- E. With respect to the concern expressed by the Fellowship Canadian Reformed Church at Burlington-South, deputies at the 1997 URCNA Synod did not impose any preconditions to ecclesiastical unity. Instead they said that a mutual understanding and appreciation for the Liberation of 1944 would indicate that we have come a long way.
- F. From the reports submitted by the various churches, it appears that local discussions with the URC are encountering different obstacles and proceeding at different rates. In these circumstances it is appropriate that the churches inform the deputies appointed by General Synod of their positive and negative experiences. The deputies should also make themselves available to assist the local churches in particular matters. In this way the concerns expressed by the church at London are addressed.
- G. The church at Hamilton has proposed that deputies be instructed to report to the churches a year before the next synod. The current mandate of deputies is to report to the churches and to the next general synod. Deputies should be instructed to report regularly for the greater involvement of the churches.
- H. The proposal of the Ebenezer Church at Burlington is a good one. The desire of the churches to establish federative unity with the URCNA would be expeditiously accomplished by focusing on what impediments are keeping us apart, and how they can be resolved.
- A. To thank the deputies for their labours.
- B. To acknowledge, with gratitude to the Lord, the contribution of the late Rev. J.D. Wielenga to the work of the deputies.

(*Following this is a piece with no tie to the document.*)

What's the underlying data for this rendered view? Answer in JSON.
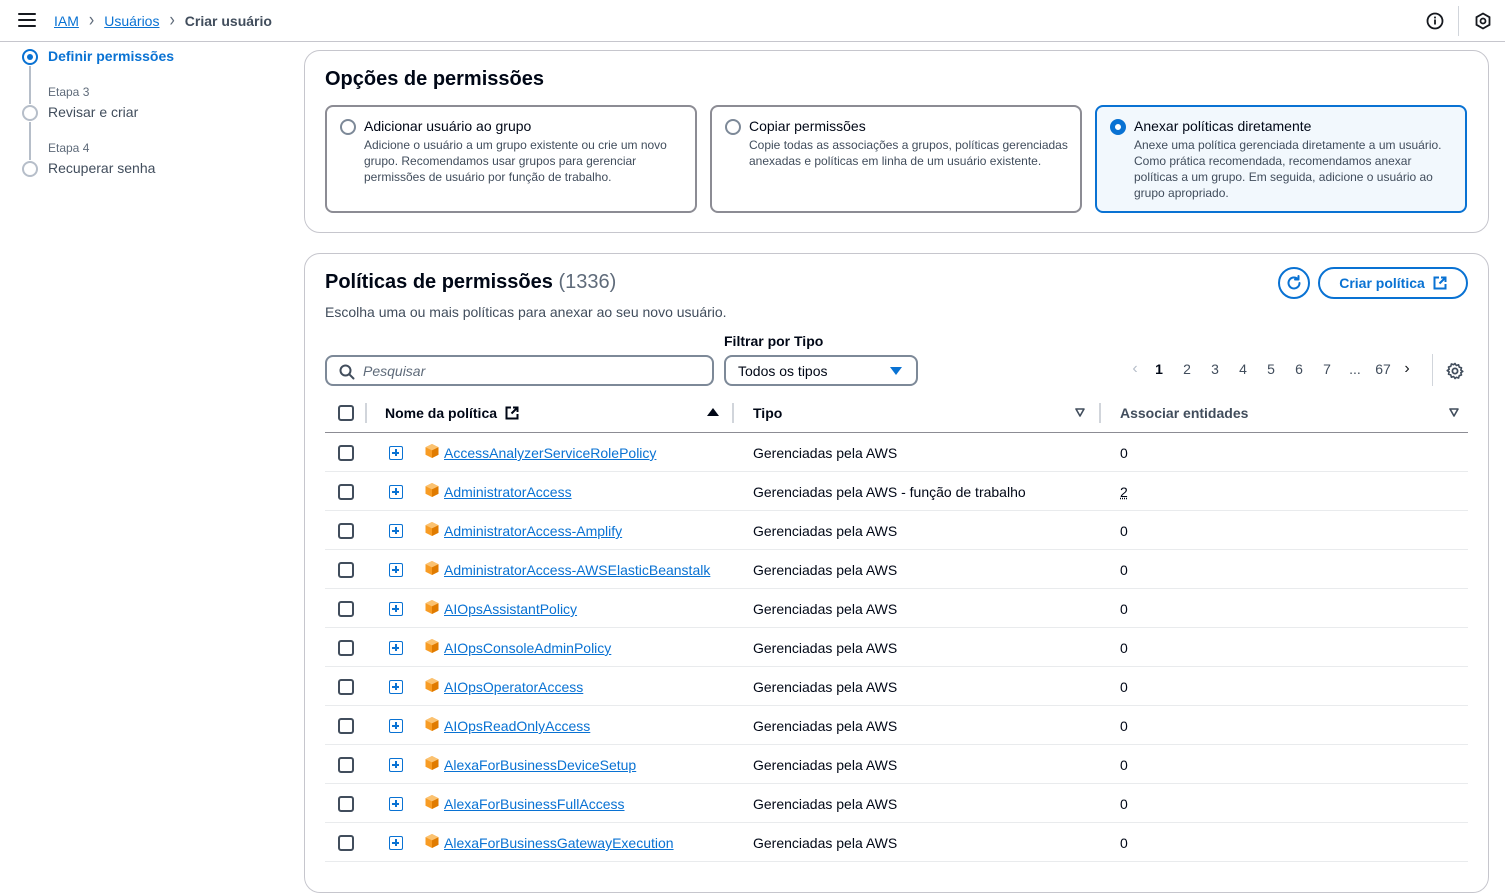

- C. To rename the ‘Deputies for Promotion of Ecclesiastical Unity’: The ‘Committee for the Promotion of Ecclesiastical Unity.’
- D. To appoint a committee, including a new committee member from western Canada to fill the vacancy created by the loss of Rev. J.D. Wielenga.
- E. To give this committee the following mandate:
- 1. to make their presence known for the purpose of information and consultation wherever necessary;
- 2. to represent the churches, whenever invited, at assemblies or meetings held for the purpose of pursuing ecclesiastical unity;
- 3. to pursue continued fraternal dialogue with the United Reformed Churches in North America with a view towards establishing federative unity;
- 4. to represent the churches (when invited) at meetings of the Orthodox Christian Reformed Churches, with a view to promoting greater understanding and exploring possibilities of federative unity;
- 5. to make themselves available upon request of Canadian Reformed Churches for advice on local developments;
- 6. to discuss and develop a proposal as to how to proceed in encouraging federative unity;
- 7. to provide information to the churches at regular intervals, and to serve Synod 2001 with a report to be sent to the churches at least six months prior to the beginning of Synod.